City reports 28 positive COVID-19 cases among students and staff in public schools

FILE PHOTO: Mayor de Blasio and Chancellor Carranza tour New Bridges Elementary School ahead of schools reopening
FILE PHOTO: A hallway stands empty during a news conference at an elementary school

So far, 28 public school students and staff have tested positive for COVID-19 since the city began randomly testing school communities earlier this month, Mayor de Blasio said on Tuesday. 

Students enrolled in hybrid learning, where children take classes for two or three days in-person, have been in school buildings for three weeks but the city did not begin testing until 10 days ago. Since then, the city’s Test and Trace Corp. has conducted 16,348 COVID tests and received results for 16,298 yielding a 0.17 % positivity rate for the virus. Out of the 28 positive cases, 20 are teachers and 8 are students. 

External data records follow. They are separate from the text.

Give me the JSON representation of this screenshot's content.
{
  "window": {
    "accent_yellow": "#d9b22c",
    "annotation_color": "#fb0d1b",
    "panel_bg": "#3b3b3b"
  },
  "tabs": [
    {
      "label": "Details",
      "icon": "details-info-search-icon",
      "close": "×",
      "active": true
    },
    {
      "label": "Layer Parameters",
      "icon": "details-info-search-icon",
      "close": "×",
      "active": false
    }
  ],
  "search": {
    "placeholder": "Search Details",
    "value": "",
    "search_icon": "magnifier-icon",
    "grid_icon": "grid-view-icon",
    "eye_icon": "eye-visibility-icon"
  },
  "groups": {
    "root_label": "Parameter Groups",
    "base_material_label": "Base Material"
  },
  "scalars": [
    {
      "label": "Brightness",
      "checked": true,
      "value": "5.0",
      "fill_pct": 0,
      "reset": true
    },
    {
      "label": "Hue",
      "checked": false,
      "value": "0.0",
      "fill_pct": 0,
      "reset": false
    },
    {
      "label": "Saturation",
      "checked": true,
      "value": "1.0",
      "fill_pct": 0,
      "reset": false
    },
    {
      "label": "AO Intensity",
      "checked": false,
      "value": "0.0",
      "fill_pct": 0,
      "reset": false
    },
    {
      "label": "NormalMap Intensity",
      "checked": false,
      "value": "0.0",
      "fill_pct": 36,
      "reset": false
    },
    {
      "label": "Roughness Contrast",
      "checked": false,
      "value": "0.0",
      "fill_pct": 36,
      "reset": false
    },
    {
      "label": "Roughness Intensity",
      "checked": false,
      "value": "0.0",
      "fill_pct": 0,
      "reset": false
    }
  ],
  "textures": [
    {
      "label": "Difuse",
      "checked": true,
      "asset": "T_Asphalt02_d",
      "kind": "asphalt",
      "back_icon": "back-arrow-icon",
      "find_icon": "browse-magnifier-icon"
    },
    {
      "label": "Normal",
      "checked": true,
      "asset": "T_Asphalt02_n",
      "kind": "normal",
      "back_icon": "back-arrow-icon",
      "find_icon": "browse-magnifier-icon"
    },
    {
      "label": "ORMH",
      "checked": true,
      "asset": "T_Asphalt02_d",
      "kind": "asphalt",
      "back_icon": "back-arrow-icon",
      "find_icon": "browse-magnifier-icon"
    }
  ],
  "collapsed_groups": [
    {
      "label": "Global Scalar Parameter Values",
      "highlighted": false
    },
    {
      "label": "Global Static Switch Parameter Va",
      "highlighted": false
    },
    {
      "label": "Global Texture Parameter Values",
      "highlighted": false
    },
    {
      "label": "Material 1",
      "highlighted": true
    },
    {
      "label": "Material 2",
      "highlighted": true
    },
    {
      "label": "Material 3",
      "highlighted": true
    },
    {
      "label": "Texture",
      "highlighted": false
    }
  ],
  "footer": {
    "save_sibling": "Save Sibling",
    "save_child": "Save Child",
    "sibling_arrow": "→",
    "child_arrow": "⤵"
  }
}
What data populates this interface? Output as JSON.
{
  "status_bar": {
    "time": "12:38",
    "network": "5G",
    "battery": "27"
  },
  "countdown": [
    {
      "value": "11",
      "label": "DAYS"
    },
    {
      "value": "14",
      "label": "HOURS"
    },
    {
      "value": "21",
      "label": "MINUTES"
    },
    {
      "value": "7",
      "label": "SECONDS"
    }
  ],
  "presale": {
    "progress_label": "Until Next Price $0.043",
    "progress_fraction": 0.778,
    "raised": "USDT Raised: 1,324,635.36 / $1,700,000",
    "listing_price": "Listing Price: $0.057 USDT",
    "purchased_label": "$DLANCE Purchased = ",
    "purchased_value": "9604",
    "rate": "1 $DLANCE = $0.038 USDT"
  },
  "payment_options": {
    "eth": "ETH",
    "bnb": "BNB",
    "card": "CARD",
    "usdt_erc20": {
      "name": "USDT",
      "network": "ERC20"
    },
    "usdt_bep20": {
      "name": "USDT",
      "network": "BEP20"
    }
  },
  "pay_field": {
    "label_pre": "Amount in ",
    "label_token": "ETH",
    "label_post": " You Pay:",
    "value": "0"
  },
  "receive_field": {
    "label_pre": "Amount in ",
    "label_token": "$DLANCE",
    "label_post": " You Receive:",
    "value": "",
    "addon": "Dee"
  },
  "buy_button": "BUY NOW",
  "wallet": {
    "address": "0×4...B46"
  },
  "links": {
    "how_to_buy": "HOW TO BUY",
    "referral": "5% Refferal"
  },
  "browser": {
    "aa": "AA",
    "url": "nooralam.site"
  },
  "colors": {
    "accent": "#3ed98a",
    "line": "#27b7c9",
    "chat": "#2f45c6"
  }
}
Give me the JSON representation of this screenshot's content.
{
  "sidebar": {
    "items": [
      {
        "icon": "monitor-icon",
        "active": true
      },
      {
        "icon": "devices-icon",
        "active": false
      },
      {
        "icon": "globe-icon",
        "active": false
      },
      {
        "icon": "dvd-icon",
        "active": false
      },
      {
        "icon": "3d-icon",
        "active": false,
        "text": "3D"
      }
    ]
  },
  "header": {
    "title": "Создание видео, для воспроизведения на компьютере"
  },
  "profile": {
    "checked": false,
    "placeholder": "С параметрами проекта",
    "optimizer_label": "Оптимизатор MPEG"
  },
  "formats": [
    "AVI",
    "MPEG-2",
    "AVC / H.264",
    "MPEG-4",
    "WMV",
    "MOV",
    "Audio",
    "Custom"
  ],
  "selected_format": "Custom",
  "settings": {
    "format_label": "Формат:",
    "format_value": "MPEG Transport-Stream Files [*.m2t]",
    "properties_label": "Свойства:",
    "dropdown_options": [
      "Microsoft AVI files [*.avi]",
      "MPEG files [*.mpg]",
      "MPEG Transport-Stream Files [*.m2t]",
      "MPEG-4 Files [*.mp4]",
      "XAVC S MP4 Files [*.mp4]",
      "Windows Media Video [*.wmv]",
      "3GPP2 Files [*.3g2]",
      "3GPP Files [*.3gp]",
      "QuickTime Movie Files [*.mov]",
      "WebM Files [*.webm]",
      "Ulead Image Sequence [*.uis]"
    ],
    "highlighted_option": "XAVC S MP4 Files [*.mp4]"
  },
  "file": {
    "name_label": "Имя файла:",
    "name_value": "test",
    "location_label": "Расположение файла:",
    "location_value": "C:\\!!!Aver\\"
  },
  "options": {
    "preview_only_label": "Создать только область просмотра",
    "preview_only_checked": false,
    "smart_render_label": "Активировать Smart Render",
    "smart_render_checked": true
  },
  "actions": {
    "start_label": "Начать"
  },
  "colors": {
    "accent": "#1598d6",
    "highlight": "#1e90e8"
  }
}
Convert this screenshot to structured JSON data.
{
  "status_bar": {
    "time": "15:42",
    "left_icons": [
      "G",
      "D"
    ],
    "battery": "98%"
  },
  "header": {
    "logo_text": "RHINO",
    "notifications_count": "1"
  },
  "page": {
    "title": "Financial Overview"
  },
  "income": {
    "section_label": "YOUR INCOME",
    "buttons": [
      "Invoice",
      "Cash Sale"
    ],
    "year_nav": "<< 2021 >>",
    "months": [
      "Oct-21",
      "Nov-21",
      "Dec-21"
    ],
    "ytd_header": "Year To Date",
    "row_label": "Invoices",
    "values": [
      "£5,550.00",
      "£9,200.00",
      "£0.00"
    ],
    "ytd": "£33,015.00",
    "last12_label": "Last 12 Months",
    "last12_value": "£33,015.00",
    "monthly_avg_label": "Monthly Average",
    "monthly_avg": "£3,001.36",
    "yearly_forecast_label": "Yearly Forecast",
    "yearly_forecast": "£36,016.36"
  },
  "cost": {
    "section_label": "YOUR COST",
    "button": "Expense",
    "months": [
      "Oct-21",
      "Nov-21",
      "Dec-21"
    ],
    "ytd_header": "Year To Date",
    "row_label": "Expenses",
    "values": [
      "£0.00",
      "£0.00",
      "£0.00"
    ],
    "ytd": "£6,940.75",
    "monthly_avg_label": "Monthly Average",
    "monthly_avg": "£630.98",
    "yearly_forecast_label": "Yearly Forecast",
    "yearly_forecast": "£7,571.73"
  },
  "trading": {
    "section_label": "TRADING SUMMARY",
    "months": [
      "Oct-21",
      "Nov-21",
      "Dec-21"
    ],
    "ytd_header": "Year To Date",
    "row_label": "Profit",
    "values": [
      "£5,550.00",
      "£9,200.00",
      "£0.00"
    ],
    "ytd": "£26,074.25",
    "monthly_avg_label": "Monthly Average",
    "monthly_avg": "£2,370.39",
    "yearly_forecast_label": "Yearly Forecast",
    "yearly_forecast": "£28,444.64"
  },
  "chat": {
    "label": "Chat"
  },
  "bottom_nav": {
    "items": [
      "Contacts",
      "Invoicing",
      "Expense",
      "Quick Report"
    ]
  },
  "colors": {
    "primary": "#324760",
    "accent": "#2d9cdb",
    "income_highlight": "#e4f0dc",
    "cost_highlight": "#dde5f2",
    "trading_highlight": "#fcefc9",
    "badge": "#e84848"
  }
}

“This is really extraordinary,” said de Blasio during a press conference Tuesday morning. “That’s unbelievably good and this really bodes well for the future of our schools and our ability to fight and overcome this disease.” 

Mayor de Blasio’s school testing plan has come under scrutiny over the last month for its frequency and sample size. The New York City public school system instructs over 1.1 million students and 541,469–0r 46%–are currently enrolled in hybrid learning, according to the most recent Department of Education data. 

The mayor’s plan only requires between 10 and 20% of a school’s staff and student population be randomly tested once a month which some researchers argue does not a large enough sample size to prevent possible outbreaks of the virus. Researchers at New York University’s Gross School of Medicine argue that a better approach would be to test 50% of students and teachers twice a week, the New York Times reported, and some support testing every person in a school building. 

In contrast, the Centers for Disease Control and Prevention recently issued school testing guidelines which does not support universal testing of school staff and students instead arguing that testing efforts should focus on those showing symptoms of the virus. 

In addition, some have worried about the accuracy of the city released testing data given that students younger than 18 years old must first submit a signed parental consent form before they can be tested. Officials from the Department of Education said last Friday that only 72,000 public school students enrolled in hybrid learning have returned parental consent forms during a City Council hearing. Parents can access the consent form on the DOE’s website and the department is “constantly” receiving newly singed forms, Schools Chancellor Richard Carranza told councilmembers. 

On Tuesday, the mayor touted the low number of positive COVID cases as a testament to the strength of the city’s COVID safety measures in schools. Public school parents, teachers and staff have worried for months about the city’s ability to safely reopen school during an ongoing pandemic.  “When we said we were taking a global and gold standard approach to our schools that is exactly what happened,” de Blasio said. “The proof is in the results.” 

Others think that the low numbers could be a reflection that schools will not serve as vectors for outbreaks after all. “This has kind of reinforced what we have heard thus far around schools,” said Paula White, executive director of Educators for Excellence, a teachers organization.